The authors present here a case of primary cutaneous aspergillosis infection caused by A flavus in an immunocompetent individual with a closed distal humeral shaft fracture initially treated in a functional removable brace. In this case, the antecedent of his primary cutaneous infection was direct inoculation of A flavus on the cutaneous surface of his arm, which was entrapped under stockinette creating a genial environment for this fungal species to grow and propagate for a prolonged period of time. To diminish the risk of similar infections, we recommend removal of functional removable braces every 1 to 2 days for visual inspection as well as hygiene (showering or sponge-bathing). We also provide patients with 2 or more stockinette sleeves so that one can be laundered and a clean stockinette placed each time after hygiene is performed. For patients who sustain closed fractures in freshwater environments, if patient comfort allows, thorough cleansing of the skin with antimicrobial soap and water should be performed prior to application of external immobilization devices. A complete inspection of the overlying skin envelope should be performed at the first follow-up visit, which ideally should be scheduled within a week of injury. If primary cutaneous aspergillosis infection is identified in this setting, we recommend early involvement of a multidisciplinary care team (including Orthopaedics, Dermatology, and Infectious Disease specialists). Bedside KOH prep and fungal culture should be performed, and an antifungal regimen comprised of a systemic and topical antifungal agent should be initiated. Modifications to the antifungal regimen should be made according to the fungal culture results. Operative fixation should not be considered until complete resolution of the cutaneous lesions. Finally, systemic antifungal therapy should be continued for a period of time after operative treatment in order to prevent cutaneous recurrence or deep fungal infection.
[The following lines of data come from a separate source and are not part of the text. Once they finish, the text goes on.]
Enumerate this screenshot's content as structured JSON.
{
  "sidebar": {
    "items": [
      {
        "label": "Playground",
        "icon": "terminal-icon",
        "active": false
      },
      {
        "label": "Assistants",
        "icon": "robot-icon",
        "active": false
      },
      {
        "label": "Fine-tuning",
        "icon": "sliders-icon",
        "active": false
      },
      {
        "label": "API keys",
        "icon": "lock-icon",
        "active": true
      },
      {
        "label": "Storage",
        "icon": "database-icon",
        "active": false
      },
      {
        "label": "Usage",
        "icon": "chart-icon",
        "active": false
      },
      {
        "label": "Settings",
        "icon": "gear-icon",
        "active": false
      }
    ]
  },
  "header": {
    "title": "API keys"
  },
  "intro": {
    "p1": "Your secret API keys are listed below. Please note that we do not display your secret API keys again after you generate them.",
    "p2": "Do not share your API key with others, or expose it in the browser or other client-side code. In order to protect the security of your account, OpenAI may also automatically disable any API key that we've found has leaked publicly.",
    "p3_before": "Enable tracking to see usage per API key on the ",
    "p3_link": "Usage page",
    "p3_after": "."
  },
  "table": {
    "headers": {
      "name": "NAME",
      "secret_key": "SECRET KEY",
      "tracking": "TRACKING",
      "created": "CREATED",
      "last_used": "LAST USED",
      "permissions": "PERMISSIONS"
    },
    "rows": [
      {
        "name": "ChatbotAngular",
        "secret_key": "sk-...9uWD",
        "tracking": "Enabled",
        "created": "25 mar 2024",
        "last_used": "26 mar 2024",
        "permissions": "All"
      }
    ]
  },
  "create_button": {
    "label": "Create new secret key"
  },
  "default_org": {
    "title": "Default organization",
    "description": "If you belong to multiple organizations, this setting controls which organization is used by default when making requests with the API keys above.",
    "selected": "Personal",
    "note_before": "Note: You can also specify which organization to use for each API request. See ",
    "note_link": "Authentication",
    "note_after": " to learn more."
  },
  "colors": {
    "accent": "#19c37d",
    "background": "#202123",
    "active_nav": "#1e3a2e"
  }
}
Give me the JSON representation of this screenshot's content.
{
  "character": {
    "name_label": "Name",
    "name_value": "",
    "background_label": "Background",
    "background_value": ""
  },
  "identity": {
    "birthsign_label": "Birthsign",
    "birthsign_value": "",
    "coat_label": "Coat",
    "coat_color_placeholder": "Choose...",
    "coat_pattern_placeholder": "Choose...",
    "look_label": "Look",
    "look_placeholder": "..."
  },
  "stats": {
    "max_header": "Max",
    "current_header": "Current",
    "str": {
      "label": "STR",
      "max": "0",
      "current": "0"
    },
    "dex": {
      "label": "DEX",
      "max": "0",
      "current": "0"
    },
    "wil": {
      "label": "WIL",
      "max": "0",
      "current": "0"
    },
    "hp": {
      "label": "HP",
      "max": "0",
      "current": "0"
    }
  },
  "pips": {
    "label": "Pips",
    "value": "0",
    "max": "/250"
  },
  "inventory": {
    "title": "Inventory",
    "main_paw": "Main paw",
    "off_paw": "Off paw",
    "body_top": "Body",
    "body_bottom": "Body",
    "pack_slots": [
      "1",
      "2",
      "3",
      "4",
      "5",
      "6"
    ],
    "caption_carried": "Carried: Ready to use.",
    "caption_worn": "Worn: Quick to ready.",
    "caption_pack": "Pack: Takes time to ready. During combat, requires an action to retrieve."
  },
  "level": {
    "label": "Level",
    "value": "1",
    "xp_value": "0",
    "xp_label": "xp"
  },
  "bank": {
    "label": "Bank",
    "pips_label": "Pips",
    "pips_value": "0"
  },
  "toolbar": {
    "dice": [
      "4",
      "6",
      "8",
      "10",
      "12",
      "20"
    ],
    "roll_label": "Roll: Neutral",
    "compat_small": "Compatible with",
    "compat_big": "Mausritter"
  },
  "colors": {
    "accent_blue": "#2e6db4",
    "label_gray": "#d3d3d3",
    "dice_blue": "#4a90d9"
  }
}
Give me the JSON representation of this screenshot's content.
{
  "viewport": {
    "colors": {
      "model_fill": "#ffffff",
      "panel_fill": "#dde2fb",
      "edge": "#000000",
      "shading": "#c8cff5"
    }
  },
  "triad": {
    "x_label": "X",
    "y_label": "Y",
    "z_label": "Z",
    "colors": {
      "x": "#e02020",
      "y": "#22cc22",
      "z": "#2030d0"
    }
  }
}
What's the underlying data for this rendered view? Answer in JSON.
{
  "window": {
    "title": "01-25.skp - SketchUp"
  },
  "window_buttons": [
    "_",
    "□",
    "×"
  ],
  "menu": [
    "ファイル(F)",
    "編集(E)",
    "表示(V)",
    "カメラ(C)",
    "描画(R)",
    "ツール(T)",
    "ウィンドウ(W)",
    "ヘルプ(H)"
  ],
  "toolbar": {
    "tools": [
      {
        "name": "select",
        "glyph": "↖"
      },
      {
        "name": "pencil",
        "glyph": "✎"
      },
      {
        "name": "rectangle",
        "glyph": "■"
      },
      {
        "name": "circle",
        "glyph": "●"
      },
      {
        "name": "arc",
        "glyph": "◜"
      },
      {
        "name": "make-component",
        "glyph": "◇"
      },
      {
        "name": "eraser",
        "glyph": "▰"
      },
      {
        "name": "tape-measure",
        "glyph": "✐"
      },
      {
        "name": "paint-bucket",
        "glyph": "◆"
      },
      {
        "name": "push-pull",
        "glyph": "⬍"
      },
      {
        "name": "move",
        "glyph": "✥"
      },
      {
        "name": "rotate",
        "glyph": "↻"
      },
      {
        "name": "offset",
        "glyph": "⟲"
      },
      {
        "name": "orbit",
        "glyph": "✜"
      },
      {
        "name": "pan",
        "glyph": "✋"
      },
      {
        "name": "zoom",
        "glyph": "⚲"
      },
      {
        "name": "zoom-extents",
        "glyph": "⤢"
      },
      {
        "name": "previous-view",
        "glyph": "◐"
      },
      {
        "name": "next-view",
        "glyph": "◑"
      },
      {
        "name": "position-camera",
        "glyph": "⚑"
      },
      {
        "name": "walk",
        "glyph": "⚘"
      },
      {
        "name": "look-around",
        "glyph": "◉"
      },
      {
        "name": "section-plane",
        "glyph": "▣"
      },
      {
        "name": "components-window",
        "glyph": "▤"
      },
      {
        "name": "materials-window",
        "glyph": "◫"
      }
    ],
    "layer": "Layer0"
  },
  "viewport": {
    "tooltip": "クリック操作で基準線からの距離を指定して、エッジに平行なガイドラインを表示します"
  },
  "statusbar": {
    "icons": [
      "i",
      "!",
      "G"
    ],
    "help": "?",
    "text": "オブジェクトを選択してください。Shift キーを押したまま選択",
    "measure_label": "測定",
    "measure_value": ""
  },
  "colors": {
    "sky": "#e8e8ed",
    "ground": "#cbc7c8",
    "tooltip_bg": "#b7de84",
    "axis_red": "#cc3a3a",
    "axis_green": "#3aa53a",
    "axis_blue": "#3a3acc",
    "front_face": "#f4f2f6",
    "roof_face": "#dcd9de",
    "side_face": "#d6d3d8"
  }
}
1. Paulussen C, Hallsworth JE, Alvarez-Perez S, et al. Ecology of aspergillosis: insights into the pathogenic potency of Aspergillus fumigatus and some other Aspergillus species. Microb Biotechnol. 2017;10:296–322.
2. van Burik JA, Colven R, Spach DH. Cutaneous aspergillosis. J Clin Microbiol. 1998;36:3115–3121.
3. Steinbach WJ, Benjamin DK, Kontoyiannis DP, et al. Infections due to Aspergillus terreus: a multicenter retrospective analysis of 83 cases. Clin Infect Dis. 2004;39:192–198.
4. Ozer B, Kalaci A, Duran N, et al. Cutaneous infection caused by Aspergillus terreus. J Med Microbiol. 2009;58 (pt 7):968–970.
5. Myoken Y, Sugata T, Fujita Y, et al. Molecular epidemiology of invasive stomatitis due to Aspergillus flavus in patients with acute leukemia. J Oral Pathol Med. 2003;32:215–218.
6. Hedayati MT, Pasqualotto AC, Warn PA, et al. Aspergillus flavus: human pathogen, allergen and mycotoxin producer. Microbiology. 2007;153 (pt 6):1677–1692.
7. Mahabier KC, Vogels LMM, Punt BJ, et al. Humeral shaft fractures: retrospective results of non-operative and operative treatment of 186 patients. Injury. 2013;44:427–430.
8. Ring D, Chin K, Taghinia AH, et al. Nonunion after functional brace treatment of diaphyseal humerus fractures. J Trauma. 2007;62:1157–1158.
9. Sarmiento A, Horowitch A, Aboulafia A, et al. Functional bracing for comminuted extra-articular fractures of the distal third of the humerus. J Bone Joint Surg Br. 1990;72:283–287.

cutaneous aspergillosis; fracture; treatment

Copyright © 2020 The Authors. Published by Wolters Kluwer Health, Inc. on behalf of the Orthopaedic Trauma Association.